FIG. 2 illustrates the top-mounted baffle mounted to a vertical surface, so that the lip extends generally horizontally over the shade roller. The lip should come in brushing contact with the roller to provide a positive seal.
As shown in FIG. 8, the upper baffle could be mounted to a horizontal surface with the lip depending into contact with the shade roller.
The lower baffle could also be mounted either vertically or horizontally, as illustrated in FIGS. 7, 8 and 3. Although when the baffle is used at the lower portion of the window it does not positively engage the shade slat 28, nevertheless if it is positioned properly the weight of the slat against the baffle will have a positive sealing effect.
Although the baffle is shown in the form with the flat base on the arched lip, there are innumerable configurations in which the baffle could be provided. The only real limitations on the baffle design are that it should have one surface to mount to the window casing, and some type of extension, preferably somewhat resilient, which extends from the base out into contact with the shade roller. The extension could be flat, curved in the opposite direction, or otherwise configured differently than that shown, with the variations being too many to try to illustrate.
Clearly, there also could be alternative matters of mounting the baffles for different window configurations not shown in the drawings.
Both the baffles and the channels could be provided in stock that is resilient enough to be folded flat and provided as a roll as shown in FIG. 9. lt might not be flattened, but still provided in flexible form as a single length of baffle extrusion and a single length of channel extrusion, to be cut to size on the spot. Unless the baffles and channels are made flexible, a single length would be too long for practical purposes, and the channels and baffles would need to be sold as two separate parts.
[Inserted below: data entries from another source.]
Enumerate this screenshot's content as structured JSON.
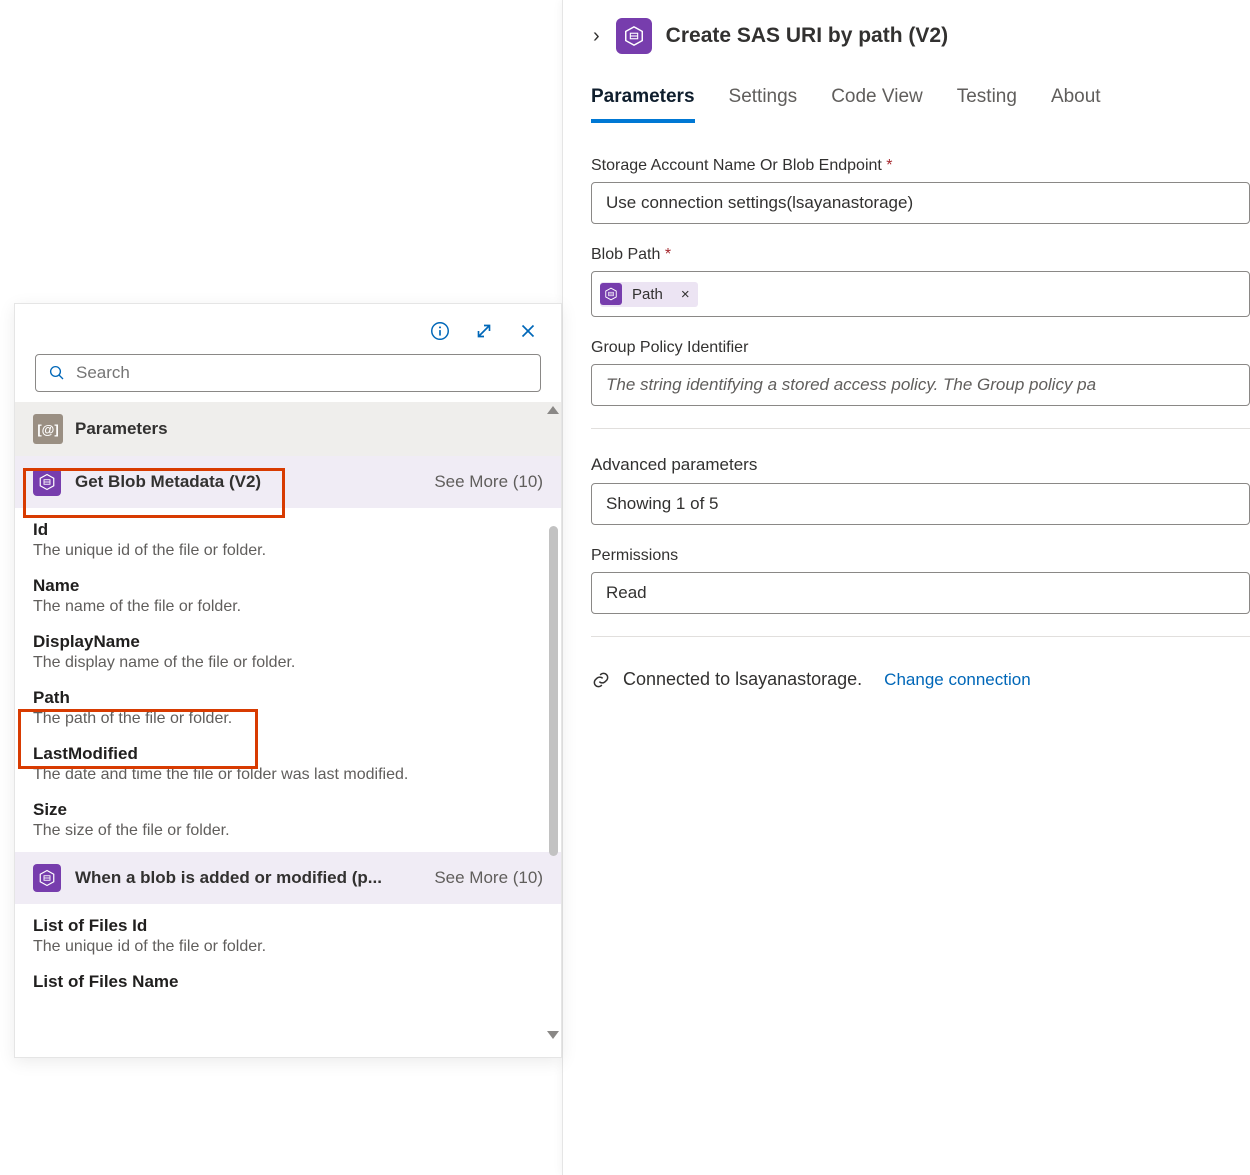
{
  "right": {
    "title": "Create SAS URI by path (V2)",
    "tabs": [
      "Parameters",
      "Settings",
      "Code View",
      "Testing",
      "About"
    ],
    "active_tab": 0,
    "fields": {
      "storage_label": "Storage Account Name Or Blob Endpoint",
      "storage_value": "Use connection settings(lsayanastorage)",
      "blobpath_label": "Blob Path",
      "blobpath_token": "Path",
      "gpi_label": "Group Policy Identifier",
      "gpi_placeholder": "The string identifying a stored access policy. The Group policy pa"
    },
    "advanced": {
      "title": "Advanced parameters",
      "showing": "Showing 1 of 5",
      "perm_label": "Permissions",
      "perm_value": "Read"
    },
    "connection": {
      "text": "Connected to lsayanastorage.",
      "change": "Change connection"
    }
  },
  "picker": {
    "search_placeholder": "Search",
    "group_header": "Parameters",
    "action1": {
      "name": "Get Blob Metadata (V2)",
      "seemore": "See More (10)"
    },
    "items1": [
      {
        "t": "Id",
        "d": "The unique id of the file or folder."
      },
      {
        "t": "Name",
        "d": "The name of the file or folder."
      },
      {
        "t": "DisplayName",
        "d": "The display name of the file or folder."
      },
      {
        "t": "Path",
        "d": "The path of the file or folder."
      },
      {
        "t": "LastModified",
        "d": "The date and time the file or folder was last modified."
      },
      {
        "t": "Size",
        "d": "The size of the file or folder."
      }
    ],
    "action2": {
      "name": "When a blob is added or modified (p...",
      "seemore": "See More (10)"
    },
    "items2": [
      {
        "t": "List of Files Id",
        "d": "The unique id of the file or folder."
      },
      {
        "t": "List of Files Name",
        "d": ""
      }
    ]
  }
}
The invention reduces the window sealing system to its lowest elemental, inexpensive, and easy to understand form. For just pennies worth of material, and without any tools at all, the system can be applied around virtually any shade configuration, with the result that a large portion of the energy formerly being dissipated through window glass and around the window frames will be saved, and the average household would notice a significant drop in winter heating bills.